Today’s holiday honors past presidents who have led our country, as well as the February birthdays of America’s Presidents, George Washington and Abraham Lincoln.

In addition to looking at the leaders of our past, President’s Day is a time to look towards the future. Students today have their entire lives ahead of them, and will be sure to change their minds many times about their dreams and goals – whether they want to be the President of the United States, the president of their own business, a chef, an artist, a community leader, a teacher or whatever it may be that lights them up inside.

Mentoring a student can provide guidance and direction, and introduce opportunities that those students might not otherwise become aware of. At icouldbe.org, students can choose their own mentors – mentors who have professions in the career that they are interested in pursuing. This caring support is invaluable to a young person as they explore their potential career passions.

All students deserve and need us to guide them through their high school years.  If we don’t and we allow even one student to fail, who will that student be?  They might very well be the next poet laureate, inventor, entrepreneur, or maybe the doctor who will cure cancer.  On this President’s Day let’s celebrate the potential for all of our young people.  Mentoring through icouldbe.org only requires a commitment of one hour per week – but the effects of that commitment are life lasting. This President’s Day, celebrate by becoming a mentor, or telling your local school about the program. Imagine saying that you mentored a president!

“I didn’t want to go to college, my grades were good, but no one from my family had been – my mentor helped me apply and get into a college, and I got a scholarship…I would never be here if it wasn’t for him.”- From a participating icouldbe student

Ever wondered how it works?

You’re probably familiar enough with icouldbe.org to know that it is an online, curriculum-based mentoring program. There is a little more to it, though – which is why we thought we’d explain how mentoring works at icouldbe.

First, icouldbe partners with a school in order to integrate their mentoring program into the school’s existing curriculum. Students are then able to choose their mentors (mentors from all over the country) depending on their interests and occupations.

Mentees and mentors are expected to interact and participate at least one hour per week, though many commit more time than that, and research has shown that the relationship should last one year in order to be successful. Both mentees and mentors are expected to spend 80% of their time in the activities outlined by the curriculum, and 20% spent on the community discussion boards and email communication.

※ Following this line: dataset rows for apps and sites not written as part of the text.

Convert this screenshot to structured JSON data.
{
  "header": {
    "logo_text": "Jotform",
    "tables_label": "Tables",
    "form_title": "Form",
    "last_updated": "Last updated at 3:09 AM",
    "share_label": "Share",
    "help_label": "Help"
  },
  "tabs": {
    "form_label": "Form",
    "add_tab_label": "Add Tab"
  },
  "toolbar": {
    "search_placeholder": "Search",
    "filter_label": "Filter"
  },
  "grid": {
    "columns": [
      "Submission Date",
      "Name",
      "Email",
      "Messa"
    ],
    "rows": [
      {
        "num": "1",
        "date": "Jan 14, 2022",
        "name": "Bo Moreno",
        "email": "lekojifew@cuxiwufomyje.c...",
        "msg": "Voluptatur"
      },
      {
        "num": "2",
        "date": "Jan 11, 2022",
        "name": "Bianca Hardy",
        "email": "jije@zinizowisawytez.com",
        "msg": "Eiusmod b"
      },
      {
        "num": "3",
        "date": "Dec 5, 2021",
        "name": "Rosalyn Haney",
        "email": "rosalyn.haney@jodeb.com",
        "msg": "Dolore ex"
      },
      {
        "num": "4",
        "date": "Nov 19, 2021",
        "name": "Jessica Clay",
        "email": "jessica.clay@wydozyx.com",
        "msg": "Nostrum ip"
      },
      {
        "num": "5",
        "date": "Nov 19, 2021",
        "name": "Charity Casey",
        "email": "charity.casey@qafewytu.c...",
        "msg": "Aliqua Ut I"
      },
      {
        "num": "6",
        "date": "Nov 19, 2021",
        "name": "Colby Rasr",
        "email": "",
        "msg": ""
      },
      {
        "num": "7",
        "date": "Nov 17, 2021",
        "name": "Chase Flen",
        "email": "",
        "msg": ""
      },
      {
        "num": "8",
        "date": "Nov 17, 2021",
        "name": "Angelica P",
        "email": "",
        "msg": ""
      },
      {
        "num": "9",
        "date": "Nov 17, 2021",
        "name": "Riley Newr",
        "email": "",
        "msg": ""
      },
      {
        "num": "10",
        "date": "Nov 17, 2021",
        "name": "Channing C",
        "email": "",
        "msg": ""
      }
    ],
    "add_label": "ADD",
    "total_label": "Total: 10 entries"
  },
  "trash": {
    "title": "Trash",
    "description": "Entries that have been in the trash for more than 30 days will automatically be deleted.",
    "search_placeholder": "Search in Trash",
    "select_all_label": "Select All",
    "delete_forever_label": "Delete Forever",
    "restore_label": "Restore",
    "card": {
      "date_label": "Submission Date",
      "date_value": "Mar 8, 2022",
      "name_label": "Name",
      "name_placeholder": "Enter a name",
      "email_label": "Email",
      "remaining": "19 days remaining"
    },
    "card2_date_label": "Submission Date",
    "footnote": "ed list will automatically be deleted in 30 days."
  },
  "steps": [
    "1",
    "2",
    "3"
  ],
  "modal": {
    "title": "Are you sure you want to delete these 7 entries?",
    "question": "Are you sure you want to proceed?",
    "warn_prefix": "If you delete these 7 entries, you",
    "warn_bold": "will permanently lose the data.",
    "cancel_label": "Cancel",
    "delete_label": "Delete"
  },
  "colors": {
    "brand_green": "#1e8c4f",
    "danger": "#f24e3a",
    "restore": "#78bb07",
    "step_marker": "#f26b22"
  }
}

The curriculum that students must participate in carries several units. Units each consist of three to four activities to complete. The units cover topics such as college and career preparation, as well as money management.

There is a fully integrated reporting system within icouldbe.org. This allows faculty at participating schools to review data on their students’ interactions with mentors, curriculum work, and the progress being made. Mentors are also able to access this reporting feature, in order to communicate with teachers and administrative staff regarding the quality of their mentee’s work.

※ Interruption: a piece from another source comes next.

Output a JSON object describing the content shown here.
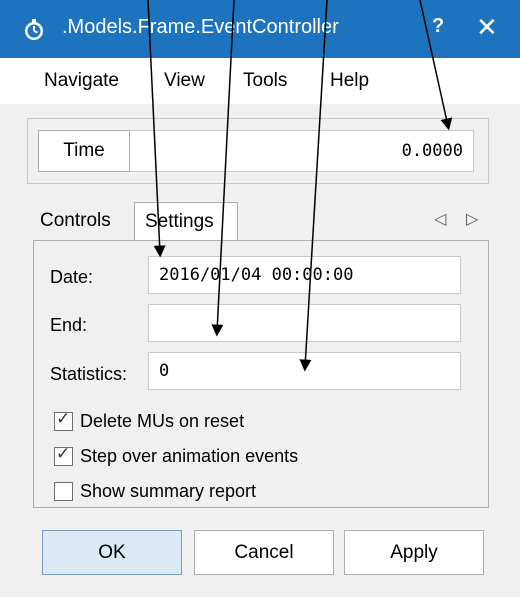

Imagine a Facebook–like technology solution that surrounds each student with five caring adults – three mentors, their classroom teacher and an icouldbe.org staff person – all of whom are focused on that individual student’s interests, goals and passions for their futures.  There are very few programs that can bring bank executives, artists and all types of professionals right into classrooms every week of every school year.  And, icouldbe.org is a scalable solution that is ready to grow and serve any student in need.

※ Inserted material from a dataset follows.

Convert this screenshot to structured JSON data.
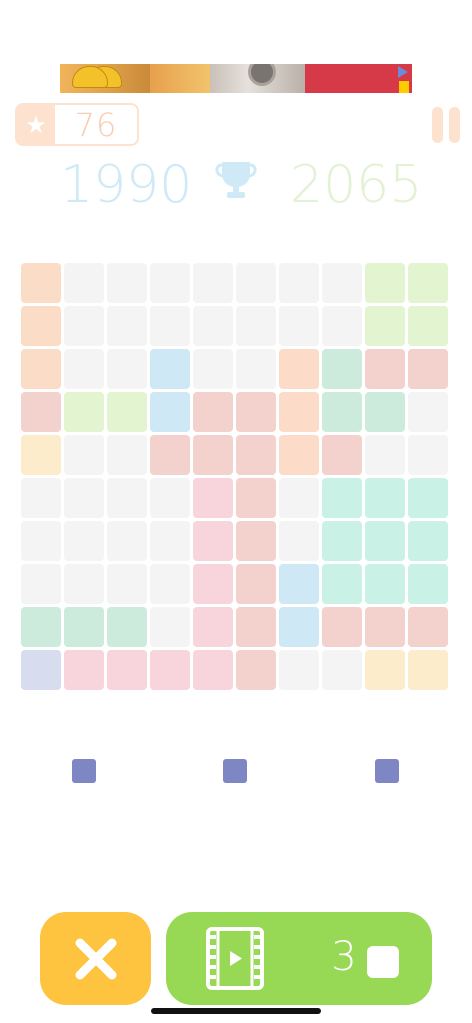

The icouldbe mentoring program is able to help students get the attention and dedication they deserve to learn, grow and plan out their future. Any questions about how it works? Feel free to leave a message here, or check out www.icouldbe.org for more info.

Setting the facts straight…

We’ve been busy telling you about the latest icouldbe news and accomplishments… maybe we should backtrack a little and give you some basic statistics about the program.

  • Currently, icouldbe is working with over 1800 middle and high school students.
  • We have programs in 9 different states, as well as Washington D.C. – these include New York, New Jersey, New Hampshire, California, Colorado, Utah, Maryland, Pennsylvania, and Texas.
  • We are partnered with 44 different schools, academies and/or youth organizations within 35 cities.
  • Icouldbe’s mentors have volunteered more than 3,500 hours providing students with guidance and support during this academic year. Mentees have logged over 8,000 hours utilizing the site’s college and career exploration resources and communication tools.

This brings us to a total of over 11,000 hours that users have spent communicating with one another – in the first half of the school year!